Everyone has a rough sketch in mind of their dream home. However, when you decide to jump into the property market already, you need more than a rough sketch and less of a dream home. You have to be utterly clear not just what you want, but more importantly, what you need in a home. You must have a comprehensive list of your essentials, even before talking to real estate agents or looking at home prices. Hence, in considering your needs, you should consider these aspects, too:
The address of your home can either help fulfill your needs or make it harder for you to do such. If you’re moving with kids, whose primary needs are learning and development, then you must look at properties near schools and parks. If you’re a professional, whose primary concern is to expand career opportunities, then you should be able to find a home that’s close to central business districts. Of course, there are basic needs your neighborhood must satisfy, regardless of your lifestyle, including security, a sense of community, and peace and order. Remember that location should be at the top of your considerations because it’s one of those things you can’t simply change once you get settled in. So keep in mind the real estate agents’ mantra: location, location, location.
Size and Type
The number of people moving with you will dictate how big or what kind of home you should get. The typical Filipino family gets a bungalow that has two bedrooms. Those living with their aging parents and some adult siblings go for a multi-story home; some of which have basements. To know the right fit for you, check out model units of property developers. This will help you better visualize what it’s like living in a space that has the specific dimensions. Most people moving with kids check out the family-friendly house model Margaret Lancaster Cavite that real estate professionals offer. You might want to consider this as well. Beyond the actual house, pay attention to the size of the lot. An outdoor space is functional as a play zone for the kids or a parking area.
Be extra cautious about listing down amenities because this is where wants often disguise themselves as needs. People often have a long list of amenities needed, from swimming pools and music studios to large libraries. In most instances, people just convince themselves that these are essentials. In some cases, though, they are indeed a necessity. To an athlete, a swimming pool may really be vital. To a songwriter, a music studio is something they couldn’t not have. The point is that you’re the only one who can determine if something is indeed an essential or just a splurge. A rule of thumb here is to keep the amenities to a maximum of 10 items so that you can focus only on necessities and avoid justifying every want as a need.
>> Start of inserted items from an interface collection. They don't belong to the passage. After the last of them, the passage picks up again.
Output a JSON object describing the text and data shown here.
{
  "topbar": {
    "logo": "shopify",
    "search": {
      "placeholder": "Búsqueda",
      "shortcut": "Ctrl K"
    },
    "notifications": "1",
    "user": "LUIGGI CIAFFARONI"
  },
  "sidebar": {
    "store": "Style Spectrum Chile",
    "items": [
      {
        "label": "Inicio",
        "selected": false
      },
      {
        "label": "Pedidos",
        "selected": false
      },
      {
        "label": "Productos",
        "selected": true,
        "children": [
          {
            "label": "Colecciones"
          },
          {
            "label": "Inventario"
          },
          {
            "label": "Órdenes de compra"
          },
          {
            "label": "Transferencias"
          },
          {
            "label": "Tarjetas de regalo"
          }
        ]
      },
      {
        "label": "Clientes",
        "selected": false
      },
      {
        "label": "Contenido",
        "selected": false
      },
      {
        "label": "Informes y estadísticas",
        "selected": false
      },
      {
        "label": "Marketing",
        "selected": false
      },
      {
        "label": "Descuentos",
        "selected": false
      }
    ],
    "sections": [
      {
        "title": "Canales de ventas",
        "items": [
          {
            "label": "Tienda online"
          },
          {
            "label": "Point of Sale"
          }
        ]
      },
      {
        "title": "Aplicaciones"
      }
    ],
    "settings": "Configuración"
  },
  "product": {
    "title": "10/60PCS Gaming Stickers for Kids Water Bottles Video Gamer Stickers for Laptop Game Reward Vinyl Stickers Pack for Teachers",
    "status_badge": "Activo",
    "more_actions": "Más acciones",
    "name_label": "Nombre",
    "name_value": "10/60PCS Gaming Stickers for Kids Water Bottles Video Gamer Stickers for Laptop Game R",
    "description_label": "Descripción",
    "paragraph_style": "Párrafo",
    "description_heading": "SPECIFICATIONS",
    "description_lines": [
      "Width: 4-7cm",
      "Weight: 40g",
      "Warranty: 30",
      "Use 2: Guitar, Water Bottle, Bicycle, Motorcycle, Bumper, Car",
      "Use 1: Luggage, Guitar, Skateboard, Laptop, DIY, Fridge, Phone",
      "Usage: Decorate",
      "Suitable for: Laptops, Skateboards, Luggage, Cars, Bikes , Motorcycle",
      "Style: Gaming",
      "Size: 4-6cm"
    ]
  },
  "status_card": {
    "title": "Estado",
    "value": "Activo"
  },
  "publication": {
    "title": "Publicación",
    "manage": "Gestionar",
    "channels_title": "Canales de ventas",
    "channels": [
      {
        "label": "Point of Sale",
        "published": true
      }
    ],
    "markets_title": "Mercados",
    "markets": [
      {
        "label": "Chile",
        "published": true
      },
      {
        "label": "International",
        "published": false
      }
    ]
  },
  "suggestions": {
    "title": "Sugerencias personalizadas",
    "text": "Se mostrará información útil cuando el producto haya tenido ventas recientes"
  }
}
Remember, you have to know what your priorities are when coming up with the picture of your future home. It will save you from a great deal of headaches and heartaches. Therefore, the question remains: What do you need in a home?